Web Audio is an intrinsic part of the next generation of applications for multimedia content creators, designers, researchers, music tutors, artists, and consumers. New advances in web audio and software for audio analysis, music information retrieval (MIR), and machine learning open up exciting possibilities. We have recently released Essentia.js, based on one of the most popular MIR libraries on the native platform. We have also created various pre-trained deep learning models for inference with TensorFlow.js. In this tutorial, we introduce the key concepts in MIR and cover the basics of using the library for music and audio analysis. We will show example use-cases and assist the participants in building their MIR Web applications.
In this workshop, participants will be invited to try out Glicol, a graph-oriented live coding language written in Rust.
Participants will get familiar with the syntax of Glicol, as well as its browser-based environment developed with WebAssembly, AudioWorklet and SharedArrayBuffer. In the browser-based interface, a new form of interaction in collaborative live coding will be introduced too. After that, participants can brainstorm new features together and learn how to customise the language. In addition, there will be a scheduled live coding performance with Glicol at the conference, and participants of the workshop can choose to join as co-performers.
This workshop serves as an introduction to building remote/local networked audiovisual performances and pedagogical tools using Collab-Hub, a package for remote collaboration based on Node.js and implemented within Max and as a web-based interface. Collab-Hub is a system built for sharing of data and eliminates the need for collaborators to be aware of their/each others’ IP address. It has applications in many performance paradigms, including telematic performance, laptop orchestra, mixed ensemble with digital elements, distributed control, net-to-physical interaction, and more.

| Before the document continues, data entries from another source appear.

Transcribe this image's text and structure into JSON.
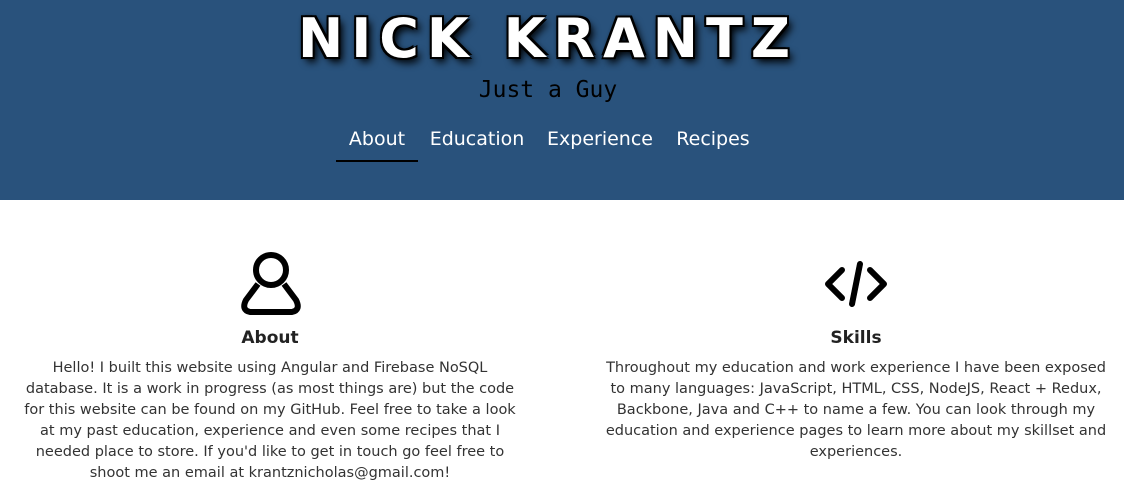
{
  "header": {
    "title": "NICK KRANTZ",
    "subtitle": "Just a Guy",
    "background_color": "#29527c"
  },
  "nav": {
    "items": [
      {
        "label": "About",
        "active": true
      },
      {
        "label": "Education",
        "active": false
      },
      {
        "label": "Experience",
        "active": false
      },
      {
        "label": "Recipes",
        "active": false
      }
    ]
  },
  "about": {
    "icon": "user-icon",
    "title": "About",
    "text": "Hello! I built this website using Angular and Firebase NoSQL database. It is a work in progress (as most things are) but the code for this website can be found on my GitHub. Feel free to take a look at my past education, experience and even some recipes that I needed place to store. If you'd like to get in touch go feel free to shoot me an email at krantznicholas@gmail.com!"
  },
  "skills": {
    "icon": "code-icon",
    "title": "Skills",
    "text": "Throughout my education and work experience I have been exposed to many languages: JavaScript, HTML, CSS, NodeJS, React + Redux, Backbone, Java and C++ to name a few. You can look through my education and experience pages to learn more about my skillset and experiences."
  }
}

This paper introduces a design and the implementation of a proof of concept for a sonic cyberspace. The purpose of this is to explore new media, and find potential in our existing technology and infrastructure. The central theme of this cyberspace is collective collaboration, and documenting the process of developing speculative creativity platforms. It is discovered some streaming technology, such as Icecast, is not suitable for more complex use-cases. The paper proposes an appropriation of modern streaming protocols, and discusses the potential of incorporating out-of-band metadata to explore unique applications of this design. The paper discusses how the attitude towards composition transforms when the ability to dominate experience is countered by randomness. Additionally, the design suggests only the creative experience can have no latency as well as a certainty of realness, questioning the relevance of real-time and live streaming for performance and collaboration in music.
In this workshop, we describe building a project integrating Web Audio with REST APIs. Highlighted will be discussion of an approach for quantifying audio quality. This semi-supervised algorithm helps assess changes in speech-based audio quality.
In the past, two standards for WebAudio plug-ins existed, with a certain degree of compatibility: WAP (for WebAudio Plugins) and WAM (for WebAudio Modules). Such plugins could be used in different hosts, including a commercial online DAW (AmpedStudio.com), see screenshots at the end of this proposal.
There were some relationships between the two, some authors worked on both projects, and WAMs were a particular case of WAPs, but this was a bit confusing.
All the people involved (Jari Kleimola and Oliver Larkin from WebAudioModules.org, engineers from the online DAW AmpedStudio.com, Michel Buffa and Shihong Ren, Steven Yi from Csound, FAUST DSL team Stéphane Letz, Yann Orlarey, a small french company 53JS.com) decided to merge and unify their work in early 2020.